What Are the Effects of Gambling?


Gambling is when people risk something of value, such as money, to predict the outcome of an event involving chance. This can be done by betting on events in sports, such as football matches, or through other activities, such as scratchcards. The gambler is paid if they are right and loses money if they are wrong. It is important to recognise that gambling is a form of addiction and to seek help for it, especially if you have family members or friends who are addicted.

Gambling also provides a source of excitement, which is why it’s often used as a means of escapism. It is also an activity that can cause a lot of stress, so it’s important to find other ways to cope with your emotions. For example, you can try exercise, talk to a counselor, or join a support group, such as Gamblers Anonymous.

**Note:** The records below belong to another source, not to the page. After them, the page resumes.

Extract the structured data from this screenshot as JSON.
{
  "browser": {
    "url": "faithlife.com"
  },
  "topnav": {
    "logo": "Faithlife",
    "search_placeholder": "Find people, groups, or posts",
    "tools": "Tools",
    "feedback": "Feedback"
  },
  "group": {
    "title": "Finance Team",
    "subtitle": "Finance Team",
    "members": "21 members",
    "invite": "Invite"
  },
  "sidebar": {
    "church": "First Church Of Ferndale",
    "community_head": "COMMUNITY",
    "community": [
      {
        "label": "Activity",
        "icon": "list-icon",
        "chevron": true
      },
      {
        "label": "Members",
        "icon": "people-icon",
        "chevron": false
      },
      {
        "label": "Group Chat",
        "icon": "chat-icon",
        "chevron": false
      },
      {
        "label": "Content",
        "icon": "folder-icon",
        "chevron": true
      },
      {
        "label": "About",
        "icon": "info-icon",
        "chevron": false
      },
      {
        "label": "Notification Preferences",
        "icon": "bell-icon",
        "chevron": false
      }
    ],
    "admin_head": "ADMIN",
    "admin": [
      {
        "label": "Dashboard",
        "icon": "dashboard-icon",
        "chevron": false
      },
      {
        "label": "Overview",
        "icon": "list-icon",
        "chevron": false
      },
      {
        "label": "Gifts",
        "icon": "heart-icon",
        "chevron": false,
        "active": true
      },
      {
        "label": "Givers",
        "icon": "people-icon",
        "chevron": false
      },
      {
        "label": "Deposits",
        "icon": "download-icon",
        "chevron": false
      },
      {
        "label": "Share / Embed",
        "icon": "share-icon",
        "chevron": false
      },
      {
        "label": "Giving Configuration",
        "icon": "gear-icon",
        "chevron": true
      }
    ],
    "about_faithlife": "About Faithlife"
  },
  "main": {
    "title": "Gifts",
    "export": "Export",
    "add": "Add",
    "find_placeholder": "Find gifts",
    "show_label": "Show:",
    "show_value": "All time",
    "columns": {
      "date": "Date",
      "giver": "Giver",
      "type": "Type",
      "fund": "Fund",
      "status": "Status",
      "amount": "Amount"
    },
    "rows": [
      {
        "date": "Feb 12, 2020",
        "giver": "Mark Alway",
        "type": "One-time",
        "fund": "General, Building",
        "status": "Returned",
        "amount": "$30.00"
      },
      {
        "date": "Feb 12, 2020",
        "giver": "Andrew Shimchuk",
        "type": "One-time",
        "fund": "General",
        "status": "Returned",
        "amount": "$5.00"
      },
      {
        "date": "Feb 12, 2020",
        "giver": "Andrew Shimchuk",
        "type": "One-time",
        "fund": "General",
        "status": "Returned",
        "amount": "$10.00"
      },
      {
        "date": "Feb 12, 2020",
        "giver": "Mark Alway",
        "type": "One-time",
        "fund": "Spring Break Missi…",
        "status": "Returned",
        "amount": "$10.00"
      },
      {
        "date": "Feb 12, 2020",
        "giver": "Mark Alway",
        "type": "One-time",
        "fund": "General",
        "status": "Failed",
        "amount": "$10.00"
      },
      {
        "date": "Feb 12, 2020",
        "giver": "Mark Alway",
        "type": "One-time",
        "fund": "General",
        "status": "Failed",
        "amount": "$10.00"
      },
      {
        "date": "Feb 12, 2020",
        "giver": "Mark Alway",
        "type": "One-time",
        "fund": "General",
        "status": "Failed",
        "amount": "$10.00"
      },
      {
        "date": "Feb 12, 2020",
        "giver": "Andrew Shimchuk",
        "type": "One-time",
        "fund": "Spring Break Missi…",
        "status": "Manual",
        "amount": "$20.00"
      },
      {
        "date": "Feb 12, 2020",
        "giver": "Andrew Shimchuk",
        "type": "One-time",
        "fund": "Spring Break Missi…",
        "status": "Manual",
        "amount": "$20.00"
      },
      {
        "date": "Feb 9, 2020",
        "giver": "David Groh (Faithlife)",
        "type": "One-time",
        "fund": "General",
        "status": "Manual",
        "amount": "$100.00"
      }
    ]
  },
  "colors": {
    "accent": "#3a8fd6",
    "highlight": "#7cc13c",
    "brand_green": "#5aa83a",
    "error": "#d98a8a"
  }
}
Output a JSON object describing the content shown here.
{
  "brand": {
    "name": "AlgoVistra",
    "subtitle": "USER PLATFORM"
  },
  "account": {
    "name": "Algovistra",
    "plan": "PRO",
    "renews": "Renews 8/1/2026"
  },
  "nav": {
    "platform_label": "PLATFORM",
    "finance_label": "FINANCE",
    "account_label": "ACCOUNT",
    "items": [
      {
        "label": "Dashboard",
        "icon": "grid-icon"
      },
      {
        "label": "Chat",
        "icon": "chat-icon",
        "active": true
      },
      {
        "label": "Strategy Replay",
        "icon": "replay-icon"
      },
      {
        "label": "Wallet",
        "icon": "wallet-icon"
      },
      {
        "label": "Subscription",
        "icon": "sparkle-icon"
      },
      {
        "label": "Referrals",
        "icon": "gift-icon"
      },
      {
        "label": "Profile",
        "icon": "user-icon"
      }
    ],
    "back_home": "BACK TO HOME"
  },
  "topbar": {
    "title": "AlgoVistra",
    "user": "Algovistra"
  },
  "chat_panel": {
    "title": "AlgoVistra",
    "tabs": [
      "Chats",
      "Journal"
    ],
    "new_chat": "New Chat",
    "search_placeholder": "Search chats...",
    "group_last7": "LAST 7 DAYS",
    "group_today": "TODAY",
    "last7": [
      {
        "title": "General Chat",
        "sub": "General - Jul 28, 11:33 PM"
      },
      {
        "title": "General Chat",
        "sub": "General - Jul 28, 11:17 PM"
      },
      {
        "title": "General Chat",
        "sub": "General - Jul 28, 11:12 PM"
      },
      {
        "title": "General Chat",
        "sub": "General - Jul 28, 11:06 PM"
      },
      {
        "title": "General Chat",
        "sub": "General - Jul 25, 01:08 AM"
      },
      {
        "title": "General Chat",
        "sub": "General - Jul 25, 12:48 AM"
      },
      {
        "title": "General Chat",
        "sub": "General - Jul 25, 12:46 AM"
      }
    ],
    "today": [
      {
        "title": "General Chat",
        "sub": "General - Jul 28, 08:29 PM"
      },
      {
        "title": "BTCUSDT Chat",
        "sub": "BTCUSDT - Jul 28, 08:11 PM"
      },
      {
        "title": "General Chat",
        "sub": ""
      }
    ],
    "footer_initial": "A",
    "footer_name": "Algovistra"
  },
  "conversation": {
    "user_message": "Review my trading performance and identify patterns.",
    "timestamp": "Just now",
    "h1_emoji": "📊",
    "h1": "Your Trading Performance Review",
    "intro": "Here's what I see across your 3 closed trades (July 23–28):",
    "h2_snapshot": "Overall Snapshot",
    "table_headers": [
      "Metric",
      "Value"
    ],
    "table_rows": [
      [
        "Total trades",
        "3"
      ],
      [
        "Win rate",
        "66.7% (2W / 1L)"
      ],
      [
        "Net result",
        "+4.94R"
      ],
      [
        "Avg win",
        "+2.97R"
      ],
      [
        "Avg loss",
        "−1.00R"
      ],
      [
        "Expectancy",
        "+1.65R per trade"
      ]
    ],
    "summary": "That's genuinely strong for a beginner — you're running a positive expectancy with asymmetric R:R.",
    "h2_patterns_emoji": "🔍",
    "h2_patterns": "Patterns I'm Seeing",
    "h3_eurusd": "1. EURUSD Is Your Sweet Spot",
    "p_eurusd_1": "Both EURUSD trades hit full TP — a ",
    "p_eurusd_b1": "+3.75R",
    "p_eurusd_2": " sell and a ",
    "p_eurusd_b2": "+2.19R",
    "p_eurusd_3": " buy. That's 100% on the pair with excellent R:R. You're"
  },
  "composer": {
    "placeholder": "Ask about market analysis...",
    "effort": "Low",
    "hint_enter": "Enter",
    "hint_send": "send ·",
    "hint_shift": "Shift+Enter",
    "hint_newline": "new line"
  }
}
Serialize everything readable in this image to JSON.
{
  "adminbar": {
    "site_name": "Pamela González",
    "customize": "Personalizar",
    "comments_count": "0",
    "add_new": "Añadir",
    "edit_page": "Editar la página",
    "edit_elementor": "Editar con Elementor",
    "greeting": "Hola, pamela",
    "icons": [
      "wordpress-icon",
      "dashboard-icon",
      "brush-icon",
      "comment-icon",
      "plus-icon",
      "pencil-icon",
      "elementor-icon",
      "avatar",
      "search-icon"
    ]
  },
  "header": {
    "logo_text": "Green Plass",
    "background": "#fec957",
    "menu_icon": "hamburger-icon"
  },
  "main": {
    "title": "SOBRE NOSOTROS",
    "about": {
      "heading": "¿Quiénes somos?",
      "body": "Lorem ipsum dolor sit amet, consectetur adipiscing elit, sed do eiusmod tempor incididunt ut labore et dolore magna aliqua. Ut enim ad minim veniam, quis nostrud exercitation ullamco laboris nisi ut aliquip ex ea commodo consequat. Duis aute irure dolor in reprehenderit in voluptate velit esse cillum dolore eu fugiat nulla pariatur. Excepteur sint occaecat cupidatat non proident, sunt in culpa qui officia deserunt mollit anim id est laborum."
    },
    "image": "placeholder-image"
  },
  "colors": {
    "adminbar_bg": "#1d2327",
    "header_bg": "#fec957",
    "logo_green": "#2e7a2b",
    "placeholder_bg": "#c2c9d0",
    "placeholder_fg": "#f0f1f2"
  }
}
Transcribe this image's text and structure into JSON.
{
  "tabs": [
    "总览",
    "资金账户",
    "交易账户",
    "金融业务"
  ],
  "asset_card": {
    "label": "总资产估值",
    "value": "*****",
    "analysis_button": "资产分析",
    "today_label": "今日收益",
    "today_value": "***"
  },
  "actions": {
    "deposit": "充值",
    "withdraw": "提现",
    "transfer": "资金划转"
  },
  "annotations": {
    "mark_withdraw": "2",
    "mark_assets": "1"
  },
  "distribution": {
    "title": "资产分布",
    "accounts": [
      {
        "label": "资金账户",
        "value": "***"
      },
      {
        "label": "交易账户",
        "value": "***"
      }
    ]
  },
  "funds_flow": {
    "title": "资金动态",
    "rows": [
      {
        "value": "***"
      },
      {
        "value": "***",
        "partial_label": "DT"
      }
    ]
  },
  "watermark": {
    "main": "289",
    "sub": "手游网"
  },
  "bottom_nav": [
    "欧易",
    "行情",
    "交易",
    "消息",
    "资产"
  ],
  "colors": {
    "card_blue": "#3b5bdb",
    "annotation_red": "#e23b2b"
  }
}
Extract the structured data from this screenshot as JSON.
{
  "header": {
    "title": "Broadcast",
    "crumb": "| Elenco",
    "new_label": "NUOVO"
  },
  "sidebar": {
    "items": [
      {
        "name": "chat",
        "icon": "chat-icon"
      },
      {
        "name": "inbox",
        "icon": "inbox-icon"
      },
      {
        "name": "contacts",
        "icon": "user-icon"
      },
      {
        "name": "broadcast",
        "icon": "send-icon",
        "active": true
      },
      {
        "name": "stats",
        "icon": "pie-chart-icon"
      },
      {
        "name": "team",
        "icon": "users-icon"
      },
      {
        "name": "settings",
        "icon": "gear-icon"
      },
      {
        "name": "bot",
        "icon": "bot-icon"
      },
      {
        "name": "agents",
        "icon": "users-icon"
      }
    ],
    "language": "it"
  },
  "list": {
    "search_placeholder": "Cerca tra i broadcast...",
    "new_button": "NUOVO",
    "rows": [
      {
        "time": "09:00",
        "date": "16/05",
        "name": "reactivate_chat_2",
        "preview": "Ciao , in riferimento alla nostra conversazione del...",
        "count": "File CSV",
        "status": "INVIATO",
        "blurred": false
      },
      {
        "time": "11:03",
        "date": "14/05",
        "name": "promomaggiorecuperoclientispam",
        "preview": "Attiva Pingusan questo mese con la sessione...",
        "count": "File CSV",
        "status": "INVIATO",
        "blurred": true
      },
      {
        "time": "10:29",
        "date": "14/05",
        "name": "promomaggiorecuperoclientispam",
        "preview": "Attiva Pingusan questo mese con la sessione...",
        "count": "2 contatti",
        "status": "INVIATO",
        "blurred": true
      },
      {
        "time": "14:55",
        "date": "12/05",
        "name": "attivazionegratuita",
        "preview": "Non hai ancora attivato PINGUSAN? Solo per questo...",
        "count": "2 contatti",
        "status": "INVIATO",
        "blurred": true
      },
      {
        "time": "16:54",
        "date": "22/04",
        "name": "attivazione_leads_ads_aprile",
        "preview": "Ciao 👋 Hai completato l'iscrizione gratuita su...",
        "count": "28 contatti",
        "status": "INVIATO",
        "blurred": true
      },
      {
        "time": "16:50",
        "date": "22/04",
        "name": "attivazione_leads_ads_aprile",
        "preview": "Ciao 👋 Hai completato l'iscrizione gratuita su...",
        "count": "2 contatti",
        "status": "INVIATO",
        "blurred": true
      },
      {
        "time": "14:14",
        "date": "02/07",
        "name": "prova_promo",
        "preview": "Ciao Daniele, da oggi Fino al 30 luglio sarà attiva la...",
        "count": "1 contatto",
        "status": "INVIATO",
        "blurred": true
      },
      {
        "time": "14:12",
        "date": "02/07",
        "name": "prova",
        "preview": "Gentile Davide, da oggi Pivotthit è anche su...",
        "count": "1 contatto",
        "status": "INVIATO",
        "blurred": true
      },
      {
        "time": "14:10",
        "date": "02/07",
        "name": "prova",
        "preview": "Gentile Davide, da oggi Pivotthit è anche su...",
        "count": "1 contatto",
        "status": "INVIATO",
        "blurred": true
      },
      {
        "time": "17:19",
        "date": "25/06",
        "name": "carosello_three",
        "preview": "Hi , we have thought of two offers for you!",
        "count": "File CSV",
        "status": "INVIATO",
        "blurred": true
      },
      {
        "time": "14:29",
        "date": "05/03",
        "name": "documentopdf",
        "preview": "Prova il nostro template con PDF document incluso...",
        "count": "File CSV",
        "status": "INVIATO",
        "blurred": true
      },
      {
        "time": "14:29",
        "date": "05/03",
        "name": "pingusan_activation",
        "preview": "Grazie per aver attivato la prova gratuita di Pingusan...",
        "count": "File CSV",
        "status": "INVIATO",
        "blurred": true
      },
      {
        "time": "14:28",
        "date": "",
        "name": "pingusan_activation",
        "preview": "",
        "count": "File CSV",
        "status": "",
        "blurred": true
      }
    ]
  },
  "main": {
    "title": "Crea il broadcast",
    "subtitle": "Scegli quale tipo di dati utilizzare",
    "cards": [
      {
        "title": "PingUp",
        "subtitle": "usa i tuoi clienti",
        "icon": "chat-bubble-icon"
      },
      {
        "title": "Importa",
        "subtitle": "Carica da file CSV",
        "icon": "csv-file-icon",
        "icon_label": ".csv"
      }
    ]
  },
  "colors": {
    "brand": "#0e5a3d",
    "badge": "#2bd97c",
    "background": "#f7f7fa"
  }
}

Moreover, people gamble in order to experience feelings of power and achievement, or to satisfy their basic needs. These include the need to be social, the need to feel special, and the need to have status. However, gambling can have many negative effects on a person’s life, including financial, emotional, and health issues.

The most commonly observed impacts of gambling have been at the individual, family/interpersonal, and community/society levels. For example, gambling has been linked to a range of mental health problems, including depression and anxiety. It has also been found to increase the likelihood of suicide.

In addition, it can lead to a variety of financial problems, including debt, bankruptcy, and homelessness. Studies have shown that gambling causes a significant negative impact on the economy, with local businesses suffering from reduced spending and staff turnover. Despite the economic costs, the introduction of casinos can provide an opportunity for small businesses to attract customers.

Gambling has also been linked to higher levels of substance use, such as alcohol and illegal drugs. It has been suggested that this may be because gambling can act as a substitute for other drug uses, such as to relieve stress or anxiety. Furthermore, there is a link between gambling and feelings of low self-esteem, which can make people more likely to gamble.

If you have a problem with gambling, it’s important to get help for it as soon as possible. You can try talking to your GP, or seeking counseling from a specialist provider, such as a psychologist or counsellor. They can use techniques like cognitive behavioural therapy to help you address your beliefs and attitudes about gambling. For example, they can teach you to challenge the beliefs that lead you to think you are more likely to win if you keep betting, or that certain rituals will bring you luck. In addition, they can teach you how to identify and avoid triggers that prompt gambling behaviour. Moreover, they can also suggest strategies to reduce your risk of gambling and help you reclaim your life. In addition to counseling, you can also find support online from peer groups, such as Gamblers Anonymous.